Tony Pisarra, website designer and owner of a legit website (http://sophiaknows.com), and Chris Carroll, a photographer and the man behind the words in ediblegear.com (http://chriscarrollphoto.com), are avid backpackers and hit upon the idea after getting bitten by the ultralight bug themselves.

“It’s so much nicer to get up and not hate your pack in the morning. Now we get up and slip on a 15- to 20-pound load which means we can walk so much further with bigger smiles and far fewer injuries from load stress,” Carroll told SNEWS.

“Tony and I were kidding around one day about how cool it would be if you could actually eat the stuff too and the creative juices just went from there.”

Creative juices? How about a flood of creative energy that deserves to be recognized!

Take a few examples from the site’s FAQ:

Carroll and Pisarra even went so far as to create an actual order process for their fictional products. Of course, if you try to place an order as SNEWS did just to see where the trail would lead, you’ll receive the following chuckle:

The site attracted over 2,200 unique visitors on April 2, and traffic has remained relatively strong, though it has begun steadily tapering off since then. Carroll tells us that just over 10 percent of the site’s visitors have tried to place orders.

Read the product descriptions and other text carefully, and you’ll most likely recognize additional satire, poking fun at real companies.

Carroll confirmed that part of the enjoyment as well was subtly poking fun at all the Internet companies who start a business, throw up a site and then start making things to sell.

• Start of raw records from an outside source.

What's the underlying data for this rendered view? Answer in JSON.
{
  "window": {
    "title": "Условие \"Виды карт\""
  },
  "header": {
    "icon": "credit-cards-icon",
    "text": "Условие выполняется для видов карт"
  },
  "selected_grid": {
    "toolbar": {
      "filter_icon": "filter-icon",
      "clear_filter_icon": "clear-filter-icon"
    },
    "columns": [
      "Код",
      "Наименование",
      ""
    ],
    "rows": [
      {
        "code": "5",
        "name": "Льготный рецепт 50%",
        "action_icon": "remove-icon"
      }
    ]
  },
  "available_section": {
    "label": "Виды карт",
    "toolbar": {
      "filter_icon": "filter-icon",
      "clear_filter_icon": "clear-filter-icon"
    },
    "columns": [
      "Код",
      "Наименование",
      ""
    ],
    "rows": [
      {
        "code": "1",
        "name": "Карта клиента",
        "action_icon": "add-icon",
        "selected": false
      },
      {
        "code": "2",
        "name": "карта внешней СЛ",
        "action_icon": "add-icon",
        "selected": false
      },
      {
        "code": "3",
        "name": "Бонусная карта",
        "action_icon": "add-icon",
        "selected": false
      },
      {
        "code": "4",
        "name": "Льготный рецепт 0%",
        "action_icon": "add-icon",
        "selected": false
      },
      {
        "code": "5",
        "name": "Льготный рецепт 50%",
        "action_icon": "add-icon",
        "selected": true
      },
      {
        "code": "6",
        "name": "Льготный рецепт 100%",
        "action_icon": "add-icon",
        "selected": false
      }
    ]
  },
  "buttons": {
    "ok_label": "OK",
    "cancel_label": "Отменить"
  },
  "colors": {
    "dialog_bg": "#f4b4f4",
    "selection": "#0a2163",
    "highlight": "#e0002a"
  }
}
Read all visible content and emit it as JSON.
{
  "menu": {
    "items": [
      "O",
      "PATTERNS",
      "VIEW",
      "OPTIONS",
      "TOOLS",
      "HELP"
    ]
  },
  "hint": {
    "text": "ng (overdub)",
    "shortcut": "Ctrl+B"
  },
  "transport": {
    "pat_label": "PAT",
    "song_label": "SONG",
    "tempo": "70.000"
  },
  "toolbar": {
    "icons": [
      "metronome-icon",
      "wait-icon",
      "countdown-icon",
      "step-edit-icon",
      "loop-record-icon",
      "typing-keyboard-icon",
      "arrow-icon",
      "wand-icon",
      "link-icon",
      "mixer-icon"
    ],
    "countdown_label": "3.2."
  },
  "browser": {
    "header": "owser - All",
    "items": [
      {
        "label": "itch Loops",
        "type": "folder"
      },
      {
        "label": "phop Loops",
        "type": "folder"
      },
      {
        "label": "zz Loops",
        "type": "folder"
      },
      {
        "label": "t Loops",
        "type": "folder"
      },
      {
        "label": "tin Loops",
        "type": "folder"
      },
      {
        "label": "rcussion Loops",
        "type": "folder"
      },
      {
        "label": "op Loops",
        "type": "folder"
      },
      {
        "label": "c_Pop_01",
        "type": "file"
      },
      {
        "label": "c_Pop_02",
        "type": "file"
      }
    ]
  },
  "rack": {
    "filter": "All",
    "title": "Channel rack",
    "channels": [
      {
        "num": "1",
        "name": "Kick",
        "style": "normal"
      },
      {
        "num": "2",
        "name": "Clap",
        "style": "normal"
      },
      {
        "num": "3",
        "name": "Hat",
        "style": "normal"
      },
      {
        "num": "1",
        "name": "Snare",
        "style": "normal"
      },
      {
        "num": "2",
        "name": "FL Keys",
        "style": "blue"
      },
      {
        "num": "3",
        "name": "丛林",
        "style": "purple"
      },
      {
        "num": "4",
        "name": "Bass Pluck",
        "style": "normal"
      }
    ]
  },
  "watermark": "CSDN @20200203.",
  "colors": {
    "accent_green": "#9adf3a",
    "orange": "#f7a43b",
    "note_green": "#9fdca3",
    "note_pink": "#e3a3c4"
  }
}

And, as surprising as it may seem, Carroll has even received an email from an investor — one who knows the outdoor market well — seriously wishing the company luck and offering assistance if needed. We can only assume this ill-informed soul now knows the business was just an elaborate and very well-executed April Fools’ joke — one of the best we have ever seen.